#### WHAT TO WORK ON:
Reproduce the listing in its entirety. Do not reproduce the pictures.

--------------------

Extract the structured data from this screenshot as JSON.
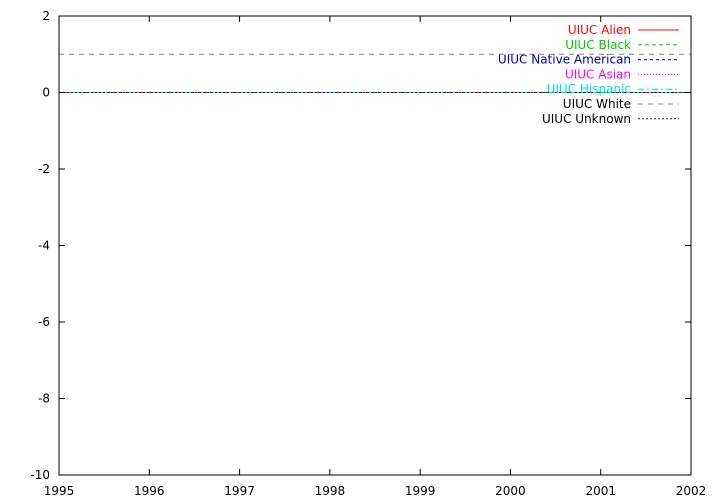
{
  "chart_data": {
    "type": "line",
    "title": "",
    "xlabel": "",
    "ylabel": "",
    "xlim": [
      1995,
      2002
    ],
    "ylim": [
      -10,
      2
    ],
    "xticks": [
      "1995",
      "1996",
      "1997",
      "1998",
      "1999",
      "2000",
      "2001",
      "2002"
    ],
    "yticks": [
      "2",
      "0",
      "-2",
      "-4",
      "-6",
      "-8",
      "-10"
    ],
    "grid": false,
    "legend_position": "top-right",
    "series": [
      {
        "name": "UIUC Alien",
        "color": "#ff0000",
        "dash": "solid",
        "x": [
          1995,
          2002
        ],
        "y": [
          0,
          0
        ]
      },
      {
        "name": "UIUC Black",
        "color": "#00cc00",
        "dash": "dashed",
        "x": [
          1995,
          2002
        ],
        "y": [
          0,
          0
        ]
      },
      {
        "name": "UIUC Native American",
        "color": "#0000a0",
        "dash": "dashed-fine",
        "x": [
          1995,
          2002
        ],
        "y": [
          0,
          0
        ]
      },
      {
        "name": "UIUC Asian",
        "color": "#ff00ff",
        "dash": "dotted",
        "x": [
          1995,
          2002
        ],
        "y": [
          0,
          0
        ]
      },
      {
        "name": "UIUC Hispanic",
        "color": "#00dddd",
        "dash": "dash-dot",
        "x": [
          1995,
          2002
        ],
        "y": [
          0,
          0
        ]
      },
      {
        "name": "UIUC White",
        "color": "#808080",
        "dash": "long-dash",
        "x": [
          1995,
          2002
        ],
        "y": [
          1,
          1
        ]
      },
      {
        "name": "UIUC Unknown",
        "color": "#202040",
        "dash": "dense-dot",
        "x": [
          1995,
          2002
        ],
        "y": [
          0,
          0
        ]
      }
    ]
  }
}
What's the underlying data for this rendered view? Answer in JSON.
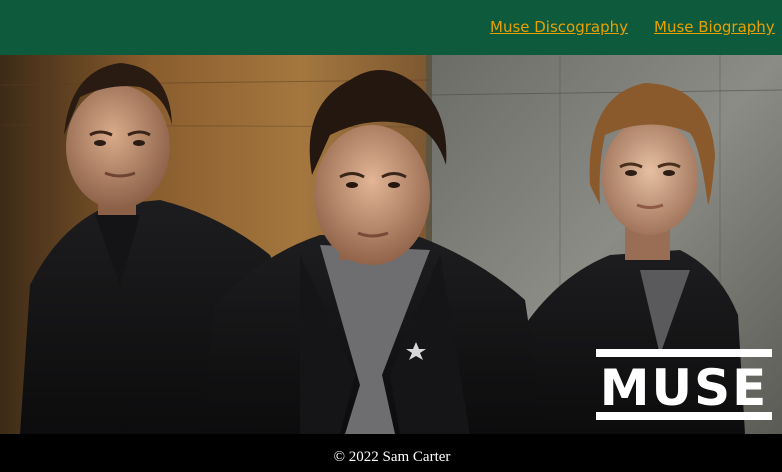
{
  "nav": {
    "links": [
      {
        "label": "Muse Discography"
      },
      {
        "label": "Muse Biography"
      }
    ]
  },
  "hero": {
    "logo_text": "MUSE"
  },
  "footer": {
    "copyright": "© 2022 Sam Carter"
  },
  "colors": {
    "header_bg": "#0e5a3c",
    "link": "#e8a000",
    "footer_bg": "#000000"
  }
}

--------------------

#### EXERCISE RESULT:
Extract the structured data from this screenshot as JSON.
{
  "chart_data": {
    "type": "line",
    "title": "",
    "xlabel": "",
    "ylabel": "",
    "xlim": [
      1995,
      2002
    ],
    "ylim": [
      -10,
      2
    ],
    "xticks": [
      "1995",
      "1996",
      "1997",
      "1998",
      "1999",
      "2000",
      "2001",
      "2002"
    ],
    "yticks": [
      "2",
      "0",
      "-2",
      "-4",
      "-6",
      "-8",
      "-10"
    ],
    "grid": false,
    "legend_position": "top-right",
    "series": [
      {
        "name": "UIUC Alien",
        "color": "#ff0000",
        "dash": "solid",
        "x": [
          1995,
          2002
        ],
        "y": [
          0,
          0
        ]
      },
      {
        "name": "UIUC Black",
        "color": "#00cc00",
        "dash": "dashed",
        "x": [
          1995,
          2002
        ],
        "y": [
          0,
          0
        ]
      },
      {
        "name": "UIUC Native American",
        "color": "#0000a0",
        "dash": "dashed-fine",
        "x": [
          1995,
          2002
        ],
        "y": [
          0,
          0
        ]
      },
      {
        "name": "UIUC Asian",
        "color": "#ff00ff",
        "dash": "dotted",
        "x": [
          1995,
          2002
        ],
        "y": [
          0,
          0
        ]
      },
      {
        "name": "UIUC Hispanic",
        "color": "#00dddd",
        "dash": "dash-dot",
        "x": [
          1995,
          2002
        ],
        "y": [
          0,
          0
        ]
      },
      {
        "name": "UIUC White",
        "color": "#808080",
        "dash": "long-dash",
        "x": [
          1995,
          2002
        ],
        "y": [
          1,
          1
        ]
      },
      {
        "name": "UIUC Unknown",
        "color": "#202040",
        "dash": "dense-dot",
        "x": [
          1995,
          2002
        ],
        "y": [
          0,
          0
        ]
      }
    ]
  }
}
What's the underlying data for this rendered view? Answer in JSON.
{
  "nav": {
    "links": [
      {
        "label": "Muse Discography"
      },
      {
        "label": "Muse Biography"
      }
    ]
  },
  "hero": {
    "logo_text": "MUSE"
  },
  "footer": {
    "copyright": "© 2022 Sam Carter"
  },
  "colors": {
    "header_bg": "#0e5a3c",
    "link": "#e8a000",
    "footer_bg": "#000000"
  }
}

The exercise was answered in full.